Article Text

Download PDFPDF
Clonal analysis of lung and blood T cells in patients with sarcoidosis.
  1. M J Garlepp,
  2. A H Rose,
  3. J E Dench,
  4. B W Robinson
  1. Department of Medicine, University of Western Australia, Queen Elizabeth II Medical Centre, Nedlands.
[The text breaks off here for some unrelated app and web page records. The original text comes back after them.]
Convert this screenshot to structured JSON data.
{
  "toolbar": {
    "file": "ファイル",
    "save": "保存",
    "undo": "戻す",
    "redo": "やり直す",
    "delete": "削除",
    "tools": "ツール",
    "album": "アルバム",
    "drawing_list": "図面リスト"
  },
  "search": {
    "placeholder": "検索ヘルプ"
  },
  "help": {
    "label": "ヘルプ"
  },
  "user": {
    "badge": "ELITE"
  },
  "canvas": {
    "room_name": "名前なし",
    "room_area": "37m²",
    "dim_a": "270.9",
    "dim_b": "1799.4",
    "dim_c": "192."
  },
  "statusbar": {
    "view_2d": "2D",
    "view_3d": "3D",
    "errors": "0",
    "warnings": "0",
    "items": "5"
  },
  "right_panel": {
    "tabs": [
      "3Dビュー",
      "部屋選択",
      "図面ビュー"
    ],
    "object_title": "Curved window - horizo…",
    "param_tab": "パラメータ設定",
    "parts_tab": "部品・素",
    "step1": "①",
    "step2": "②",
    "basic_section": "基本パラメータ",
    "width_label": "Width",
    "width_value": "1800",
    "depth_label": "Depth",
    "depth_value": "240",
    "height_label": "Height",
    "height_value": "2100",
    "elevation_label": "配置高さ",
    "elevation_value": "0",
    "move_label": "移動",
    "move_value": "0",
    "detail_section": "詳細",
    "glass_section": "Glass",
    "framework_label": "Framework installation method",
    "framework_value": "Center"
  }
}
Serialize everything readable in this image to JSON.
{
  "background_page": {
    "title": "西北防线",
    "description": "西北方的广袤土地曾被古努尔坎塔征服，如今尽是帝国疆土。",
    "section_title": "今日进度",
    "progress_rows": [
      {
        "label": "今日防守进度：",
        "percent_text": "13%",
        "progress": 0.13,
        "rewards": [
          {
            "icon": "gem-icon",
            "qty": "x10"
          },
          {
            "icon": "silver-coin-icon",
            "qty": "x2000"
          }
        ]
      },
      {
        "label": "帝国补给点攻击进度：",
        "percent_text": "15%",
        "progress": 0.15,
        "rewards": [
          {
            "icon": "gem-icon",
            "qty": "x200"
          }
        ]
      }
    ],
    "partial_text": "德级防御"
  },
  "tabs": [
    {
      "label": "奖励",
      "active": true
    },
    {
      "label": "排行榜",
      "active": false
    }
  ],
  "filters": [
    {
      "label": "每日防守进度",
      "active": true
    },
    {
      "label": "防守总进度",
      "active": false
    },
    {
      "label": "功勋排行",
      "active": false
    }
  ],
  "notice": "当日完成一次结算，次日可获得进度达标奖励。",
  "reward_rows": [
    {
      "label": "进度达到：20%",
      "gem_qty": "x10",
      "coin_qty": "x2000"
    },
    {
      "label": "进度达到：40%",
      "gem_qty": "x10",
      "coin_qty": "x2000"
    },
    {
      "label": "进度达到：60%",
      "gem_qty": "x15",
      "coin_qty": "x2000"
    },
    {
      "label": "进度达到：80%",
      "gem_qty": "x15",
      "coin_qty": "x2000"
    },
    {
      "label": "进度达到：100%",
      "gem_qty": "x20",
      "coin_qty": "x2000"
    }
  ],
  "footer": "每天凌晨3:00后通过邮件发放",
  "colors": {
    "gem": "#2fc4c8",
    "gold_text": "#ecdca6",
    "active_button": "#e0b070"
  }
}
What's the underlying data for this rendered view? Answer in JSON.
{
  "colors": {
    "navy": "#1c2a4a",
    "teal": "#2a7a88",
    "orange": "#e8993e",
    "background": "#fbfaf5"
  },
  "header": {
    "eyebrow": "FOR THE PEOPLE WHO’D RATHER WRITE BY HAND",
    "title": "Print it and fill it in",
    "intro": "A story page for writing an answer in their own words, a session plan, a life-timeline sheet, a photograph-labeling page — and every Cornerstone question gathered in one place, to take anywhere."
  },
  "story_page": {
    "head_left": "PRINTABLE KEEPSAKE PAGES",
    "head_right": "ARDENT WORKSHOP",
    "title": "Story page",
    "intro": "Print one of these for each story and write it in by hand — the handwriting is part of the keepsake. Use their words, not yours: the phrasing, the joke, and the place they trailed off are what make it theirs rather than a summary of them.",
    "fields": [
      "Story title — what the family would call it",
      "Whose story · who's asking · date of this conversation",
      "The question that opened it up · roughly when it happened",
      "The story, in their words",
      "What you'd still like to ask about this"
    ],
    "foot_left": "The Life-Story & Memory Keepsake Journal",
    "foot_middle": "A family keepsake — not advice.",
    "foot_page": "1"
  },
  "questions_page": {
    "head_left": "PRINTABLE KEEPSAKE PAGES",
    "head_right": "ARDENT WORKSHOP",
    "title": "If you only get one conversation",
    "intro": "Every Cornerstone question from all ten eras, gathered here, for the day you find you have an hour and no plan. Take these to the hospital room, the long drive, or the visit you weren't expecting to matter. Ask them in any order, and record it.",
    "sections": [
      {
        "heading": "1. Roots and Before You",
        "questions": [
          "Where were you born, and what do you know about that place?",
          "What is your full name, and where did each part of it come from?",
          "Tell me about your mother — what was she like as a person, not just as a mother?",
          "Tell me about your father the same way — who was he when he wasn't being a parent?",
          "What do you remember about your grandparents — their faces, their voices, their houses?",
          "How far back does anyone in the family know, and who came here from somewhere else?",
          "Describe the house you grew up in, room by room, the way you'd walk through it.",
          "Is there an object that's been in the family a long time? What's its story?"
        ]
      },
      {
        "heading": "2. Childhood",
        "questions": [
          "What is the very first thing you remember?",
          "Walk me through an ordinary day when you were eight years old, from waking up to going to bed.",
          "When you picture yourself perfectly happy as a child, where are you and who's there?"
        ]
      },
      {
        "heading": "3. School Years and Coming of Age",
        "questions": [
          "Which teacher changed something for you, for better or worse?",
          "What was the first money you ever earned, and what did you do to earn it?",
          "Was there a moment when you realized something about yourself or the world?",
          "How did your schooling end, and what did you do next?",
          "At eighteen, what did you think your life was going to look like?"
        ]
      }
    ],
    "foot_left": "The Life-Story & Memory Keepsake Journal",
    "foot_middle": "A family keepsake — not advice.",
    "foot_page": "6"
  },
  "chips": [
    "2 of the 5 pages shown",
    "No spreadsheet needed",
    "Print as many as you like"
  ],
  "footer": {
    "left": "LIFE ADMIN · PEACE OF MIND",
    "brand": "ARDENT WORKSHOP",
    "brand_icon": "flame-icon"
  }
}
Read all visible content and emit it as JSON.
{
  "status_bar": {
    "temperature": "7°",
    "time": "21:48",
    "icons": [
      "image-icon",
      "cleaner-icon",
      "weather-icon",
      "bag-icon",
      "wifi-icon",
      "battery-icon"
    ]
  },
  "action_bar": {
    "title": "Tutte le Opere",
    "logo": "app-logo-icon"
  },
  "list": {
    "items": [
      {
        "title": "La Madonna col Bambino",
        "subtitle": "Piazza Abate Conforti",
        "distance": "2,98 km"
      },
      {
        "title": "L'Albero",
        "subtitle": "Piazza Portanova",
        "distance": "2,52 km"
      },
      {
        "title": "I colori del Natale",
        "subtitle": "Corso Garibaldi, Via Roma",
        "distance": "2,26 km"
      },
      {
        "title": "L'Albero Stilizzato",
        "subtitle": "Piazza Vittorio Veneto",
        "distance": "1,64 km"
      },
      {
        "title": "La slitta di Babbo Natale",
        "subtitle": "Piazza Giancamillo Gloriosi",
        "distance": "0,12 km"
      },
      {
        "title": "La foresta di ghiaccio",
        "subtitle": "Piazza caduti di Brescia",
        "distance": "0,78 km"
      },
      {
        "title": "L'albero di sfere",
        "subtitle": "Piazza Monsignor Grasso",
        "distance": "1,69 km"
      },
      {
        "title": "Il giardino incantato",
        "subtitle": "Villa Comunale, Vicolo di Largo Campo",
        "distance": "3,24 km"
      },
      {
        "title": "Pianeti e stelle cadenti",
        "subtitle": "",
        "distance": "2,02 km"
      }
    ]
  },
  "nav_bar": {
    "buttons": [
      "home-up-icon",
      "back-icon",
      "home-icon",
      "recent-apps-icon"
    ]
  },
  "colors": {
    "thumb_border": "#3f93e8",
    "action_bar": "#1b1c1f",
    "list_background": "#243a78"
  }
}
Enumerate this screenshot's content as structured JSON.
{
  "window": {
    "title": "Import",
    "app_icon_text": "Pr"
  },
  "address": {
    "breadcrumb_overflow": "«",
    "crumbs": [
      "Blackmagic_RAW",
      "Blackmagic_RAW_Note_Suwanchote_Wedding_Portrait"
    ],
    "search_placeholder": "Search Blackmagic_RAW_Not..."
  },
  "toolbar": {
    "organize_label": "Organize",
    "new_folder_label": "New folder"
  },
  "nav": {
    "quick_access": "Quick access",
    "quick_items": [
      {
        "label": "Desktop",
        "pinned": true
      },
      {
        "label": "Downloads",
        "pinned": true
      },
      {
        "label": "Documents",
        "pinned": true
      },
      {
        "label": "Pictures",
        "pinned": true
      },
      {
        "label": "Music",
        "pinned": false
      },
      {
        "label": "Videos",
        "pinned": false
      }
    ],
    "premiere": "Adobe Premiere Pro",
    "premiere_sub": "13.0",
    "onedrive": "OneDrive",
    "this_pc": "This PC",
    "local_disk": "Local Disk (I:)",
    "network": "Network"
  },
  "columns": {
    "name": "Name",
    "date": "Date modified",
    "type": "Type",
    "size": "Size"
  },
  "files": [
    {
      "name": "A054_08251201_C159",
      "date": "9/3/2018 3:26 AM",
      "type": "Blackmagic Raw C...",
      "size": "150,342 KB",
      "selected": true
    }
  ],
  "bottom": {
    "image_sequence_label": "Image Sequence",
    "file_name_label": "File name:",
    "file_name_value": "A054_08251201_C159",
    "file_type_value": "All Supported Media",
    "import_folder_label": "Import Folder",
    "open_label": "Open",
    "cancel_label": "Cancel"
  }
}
    BACKGROUND--Sarcoidosis is a disease characterised by clinical "anergy" to delayed type hypersensitivity antigens and the formation of non-caseating granulomas, which frequently manifests in the lungs as a T lymphocyte/mononuclear cell alveolitis. Although there is an increased proportion of T cells in bronchoalveolar lavage (BAL) samples from these patients, and these T cells often show evidence of activation and spontaneous secretion of cytokines such as interleukin 2 (IL-2) and interferon gamma (IFN gamma)--a pattern similar to delayed type hypersensitivity reactions--it is unclear whether both cytokines are produced by the majority of T cells derived from the lungs of patients with sarcoidosis or whether unique subpopulations of T cells produce each cytokine. In this study the properties of T cells cloned from BAL fluid samples of patients with sarcoidosis have been analysed. METHODS--T cells were cloned by limiting dilution using IL-2, phytohaemagglutinin, and irradiated feeder cells. Cloning efficiencies were compared and phytohaemagglutinin induced clonal production of IL-2, IFN gamma, and IL-4 was determined by bioassay (IL-2 and IFN gamma) or ELISA (IL-4). RESULTS--T cells derived from the BAL fluid of patients with sarcoidosis cloned less efficiently than those from blood of the same individuals. Lung derived clones (CD4+ or CD8+) produced IFN gamma more frequently and to a higher titre than blood derived clones, whereas IL-2 production by CD4+ clones derived from BAL fluid was less than that from blood derived clones. Interestingly, IL-4 production by clones from both sites was similar. Analysis of the co-production of IL-2, IFN gamma, and IL-4 by these BAL fluid clones did not demonstrate a predominant "Th1"-like population which has been suggested to underlie delayed type hypersensitivity reactions. CONCLUSIONS--The reduced cloning efficiency of T cells from the lung compared with the blood in sarcoidosis is consistent with, although probably more pronounced than, previous observations in normal lungs and shows that T cell hyporesponsiveness is not overcome in the lungs of patients with sarcoidosis. Furthermore, major differences exist between the cytokine producing potential of T cells derived from the lung and the blood in sarcoidosis, and these parallel the differences in the properties of blood and lung T cells seen in healthy individuals.

    Statistics from

    Request Permissions

    If you wish to reuse any or all of this article please use the link below which will take you to the Copyright Clearance Center’s RightsLink service. You will be able to get a quick price and instant permission to reuse the content in many different ways.